SPACE STATIONS: WHAT COMES NEXT?
The future of the ISS is uncertain
The ISS is living on borrowed time. It has had several lifetime extensions before – first taking it beyond 2016, then to 2020, and finally through 2024. But all the signs are that NASA funding will dry up in 2025. NASA hopes that other countries and private companies will take over operating its modules. The trouble is, the ISS costs $3-4bn a year to operate, so it’s not clear how viable this will be. Rumoured alternatives include the ISS being broken up and individual modules sold off to private companies, or it being allowed to fall into Earth’s atmosphere and burn up.
Private space stations
Some businesses have their sights set on building their own space stations from scratch. One front-runner, Bigelow Aerospace, has an expandable module, BEAM, that was latched onto the ISS in 2016 (above). The next step for Bigelow will be to launch larger inflatable modules. These units will expand out to 330m3 and it is anticipated that two will be ready for launch by 2021. Another company is Axiom Space. Its president and CEO is Michael Suffredini, a former ISS programme manager. Axiom also plans to link modules to the ISS before going it alone.
Book yourself a space station vacation
The next generation of space stations will be designed for tourists as well as astronauts. Houston-based Orion Span plans to offer stays aboard its luxury Aurora Station (below) from 2022. At $9.5m, a trip to low Earth orbit won’t come cheap. The experience will start with a three-month training plan, beginning with an app that it plans to release in 2019. Then it’s off to Orion Span’s facility in Texas, to learn about spacecraft systems and get some weightlessness practice. During the 12-day flight, visitors will be able to experience zero gravity, see the aurora borealis and grow food.
Russian rumours and Chinese certainty
While Russia is involved with the development of Gateway, there have been other reports too.
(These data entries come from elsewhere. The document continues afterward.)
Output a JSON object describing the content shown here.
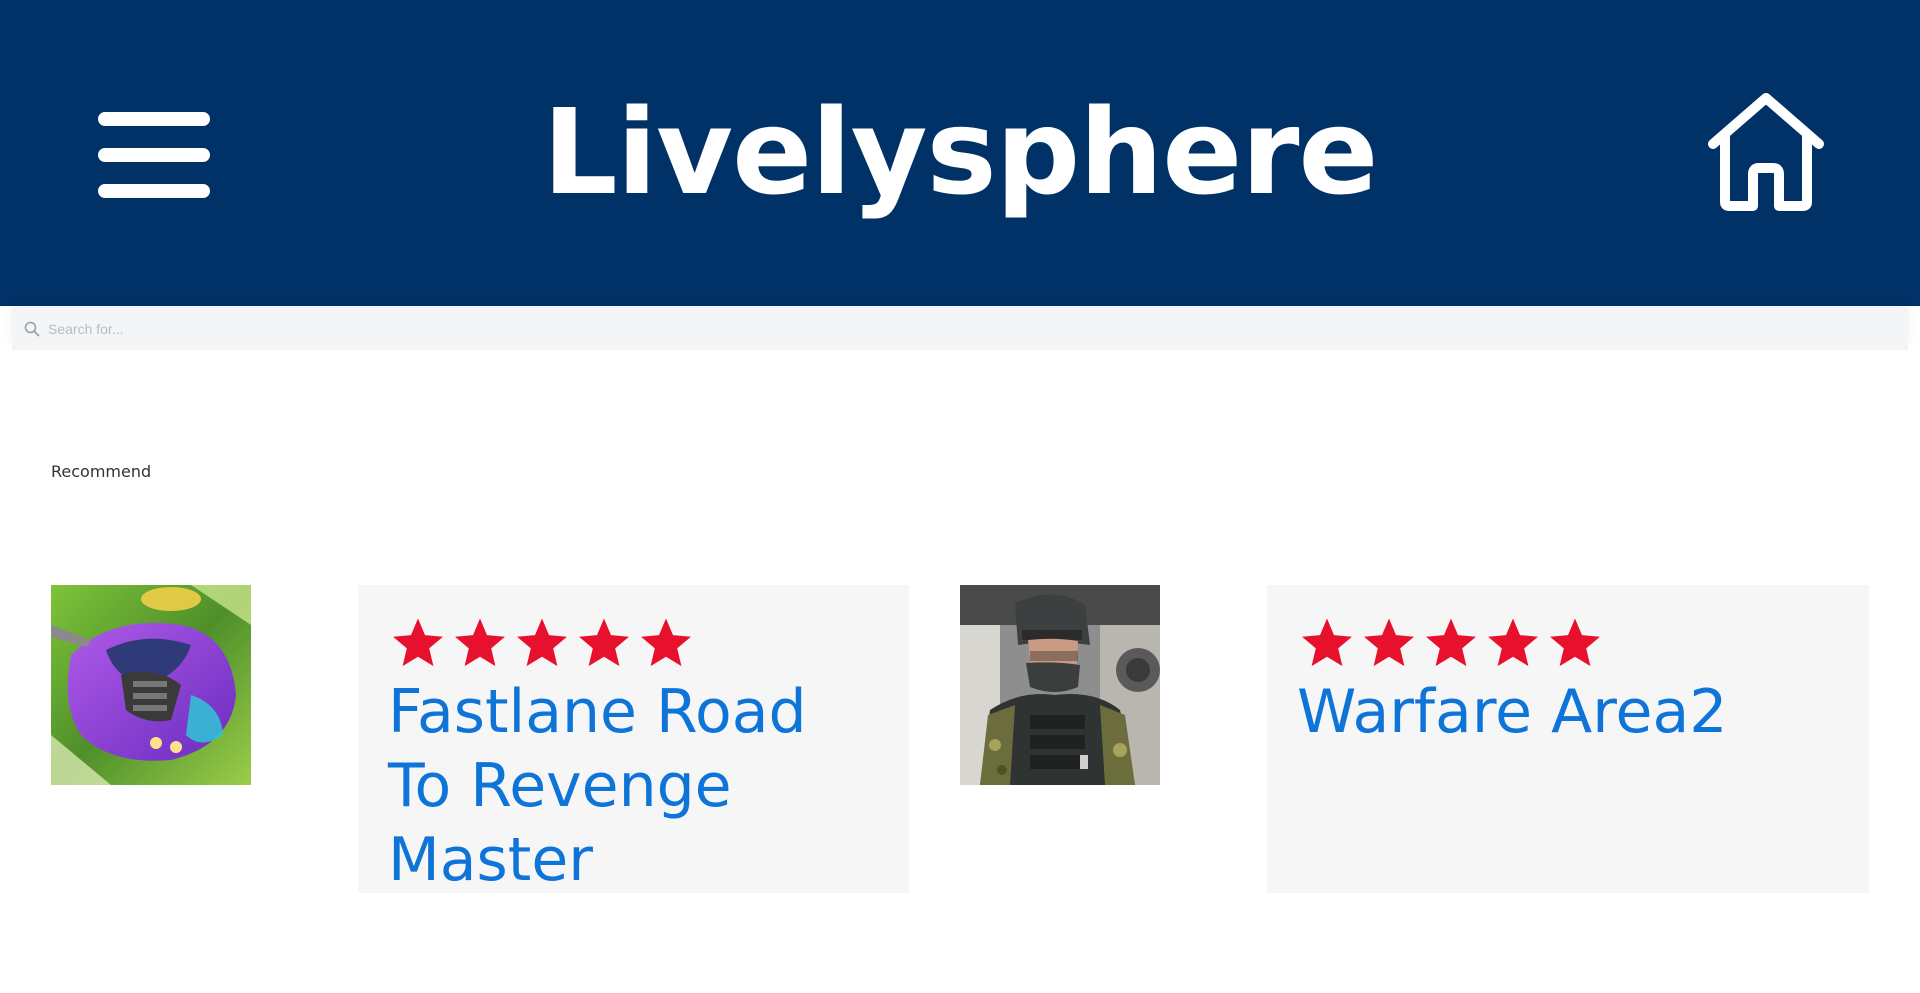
{
  "header": {
    "title": "Livelysphere",
    "menu_icon": "hamburger-menu-icon",
    "home_icon": "home-icon",
    "background": "#003268"
  },
  "search": {
    "placeholder": "Search for...",
    "value": "",
    "icon": "search-icon"
  },
  "section": {
    "label": "Recommend"
  },
  "games": [
    {
      "title": "Fastlane Road To Revenge Master",
      "rating": 5,
      "thumbnail": "purple racing car"
    },
    {
      "title": "Warfare Area2",
      "rating": 5,
      "thumbnail": "soldier with helmet"
    }
  ],
  "colors": {
    "accent_link": "#0f74d8",
    "star": "#e8112d",
    "card_bg": "#f6f6f7"
  }
}
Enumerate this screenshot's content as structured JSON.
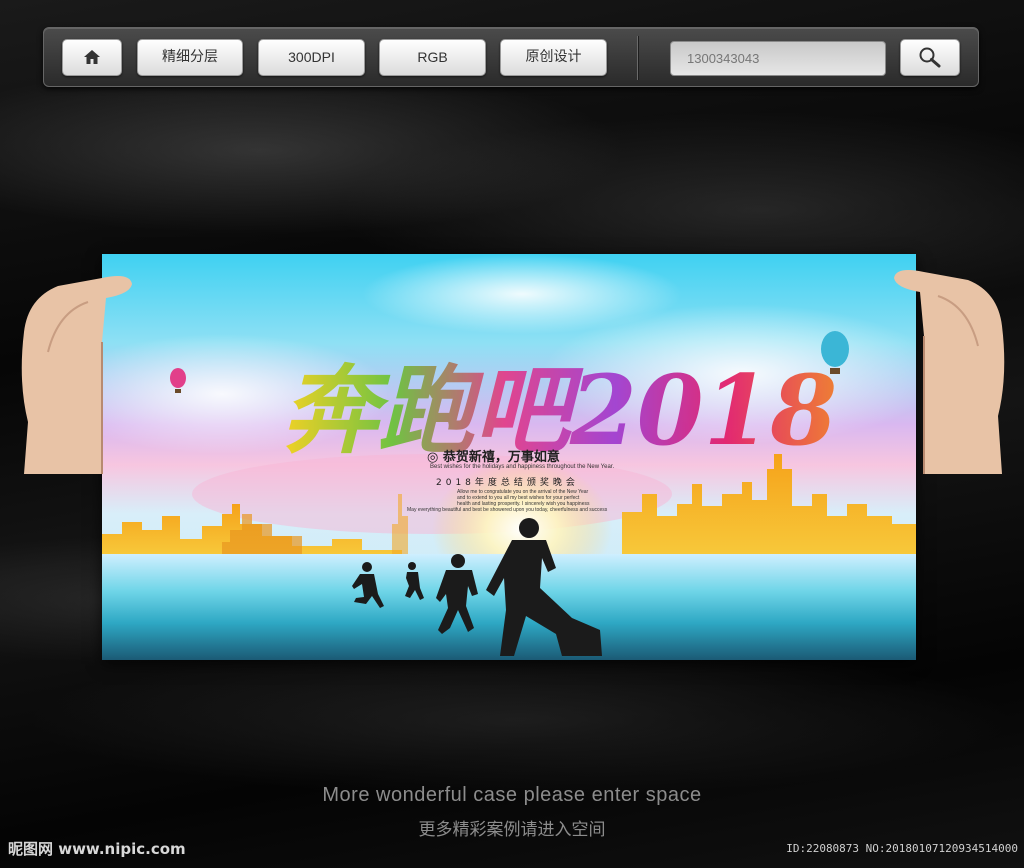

One of these is that Russia plans to hive off some of its most recently added ISS modules in order to create a new station in low Earth orbit. But China has plans too. In 2011, it launched a space lab, Tiangong-1, which ended service in 2016. A successor, Tiangong-2 (above), was launched in September 2016. China sees both as testbeds for its main project: a large modular space station. A core cabin module is slated for launch in 2020, with the goal of having the station up and running by 2022.